This is, of course, a generalization, and there are a lot more aspects you should consider before hiring a CTO or a CIO, but these ones will give you the right mindset and put you on the right path.

Frequently asked questions, also known as TL;DR version

#1 Is CTO and CIO the same?

Although both of these roles are handling the tech aspect within a company, they are not one and the same. CTOs handle the external part by using tech to ensure that the product a company is offering to its clients is constantly improving. CIOs, on the other hand, handle the internal part by using tech to ensure that a company’s internal processes are at an optimal level.

#2 What does the CTO do?

CTOs are a company’s main technology architects — this means they are in charge of deciding how a company’s product will be built in order to ensure success among consumers. CTOs often manage engineering and development teams who design the products and services, evaluate their functionalities and work on their continuous improvement.

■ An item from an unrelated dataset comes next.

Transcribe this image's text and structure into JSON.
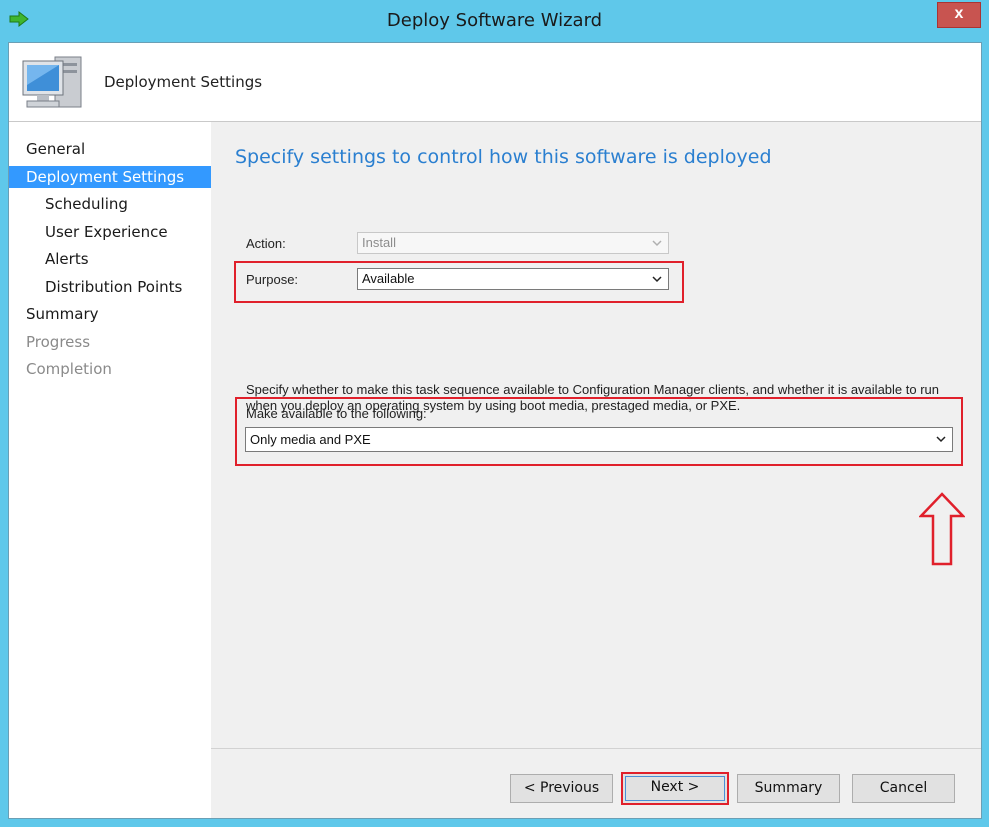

#3 What does the CIO do?

Generally speaking, the CIO makes sure that a company’s technology investments are aligned with its strategic business objectives. People in this position apply technology and various digital products as means of optimizing and streamlining internal business processes — all with the goal of maximizing day-to-day efficiency and productivity within the company.

#4 Do you need a technical background to be a CTO or a CIO?

Although technical backgrounds are not a prerequisites for either of the positions, technical knowledge is still very important and highly beneficial for both roles.If we were to put them side by side, due to the nature of their work, CTOs would have a much larger need for tech skills than CIOs.

#5 Do you need a business background to be a CTO or a CIO?

Yes, a background in business is extremely beneficial for both positions, but if we were to compare them, due to the nature of their work, CIOs would have a much larger need for business skills than CTOs.

#6 What skills does a CTO need?

For a CTO, technical depth and understanding of business is very important, but there are also a variety of other skills a good CTO needs to master. Some of them are strategic thinking, communication, customer service, security management, leadership, problem-solving, decision-making and technical planning.

#7 What skills does a CIO need?

In addition to being able to navigate through the business and tech landscape, CIOs as top-level executives need to be highly proficient in a variety of skills. Some of the most important are relationship-building, communication, leadership, crisis management, change management, strategic thinking, finance and vendor management.

#8 Can one person be both a CTO and CIO?

Yes, hybrid CIO/CTOs are not rare, but they are usually just a short-term solution. The amount of work that CTOs and CIOs handle (especially in today’s business environment that is extremely reliant on technology) is massive, so having one person do both jobs will only stall your company’s progress in the long run.

#9 Should you hire a CTO or a CIO?

If your goal is to use technology in order to improve your internal processes, hire a CIO. If you want to improve products you’re offering to clients or customers, hire a CTO.